Utter the word “squatting” and a couple of definitions come to mind. In the gym, squats are a useful exercise for building/toning the legs and gluteus maximus. In a housing context a squatter takes up temporary residence in dwellings they do not own or have permission to utilize. Enter the world of the web, and you’ll find a range of new meanings.
A recent online discussion that I came across offered additional definitions and possibilities. When the Internet first emerged, scores of name-recognizable URLS (i.e. Starwars.com) were scooped up by enterprising, tech-savvy entrepreneurs who then sat on them knowing a future payday would come. The same happens with both Facebook and Twitter handles.
When Facebook arrived on the scene, the less scrupulous began posting promotional/sales messages on pages not their own. It’s one thing for a Facebook friend to promote an upcoming event or cause on the pages of their own Facebook friends. It is quite another for a for-profit entity to post promotional messages to the Fan pages of other entities when those messages are not necessarily in the best interest of the Fan page host nor its fans.
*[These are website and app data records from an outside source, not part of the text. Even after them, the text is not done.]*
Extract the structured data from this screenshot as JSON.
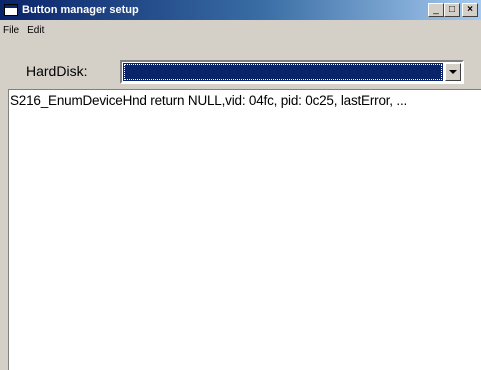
{
  "window": {
    "title": "Button manager setup",
    "minimize_glyph": "_",
    "maximize_glyph": "□",
    "close_glyph": "×"
  },
  "menu": {
    "items": [
      "File",
      "Edit"
    ]
  },
  "harddisk": {
    "label": "HardDisk:",
    "selected_value": ""
  },
  "log": {
    "lines": [
      "S216_EnumDeviceHnd return NULL,vid: 04fc, pid: 0c25, lastError, ..."
    ]
  },
  "colors": {
    "titlebar_start": "#0a246a",
    "titlebar_end": "#a6caf0",
    "window_bg": "#d4d0c8",
    "selection": "#0a246a"
  }
}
That is squatting and it is unethical.
By way of an example, a popular Detroit public institution and tourist destination, prior to exercising proper control of its Facebook Fan page, became the victim of scores of online squatters – from questionable mortgage lending sources to hair salons – all promoting their wares via posts to this page. Do these posters not realize they are damaging their reputation while ensuring their messages are ignored?
Bottom line: Social media, when done right is supposed to be a two-way conversation. What it’s not? A trading post. Eviction notice, please.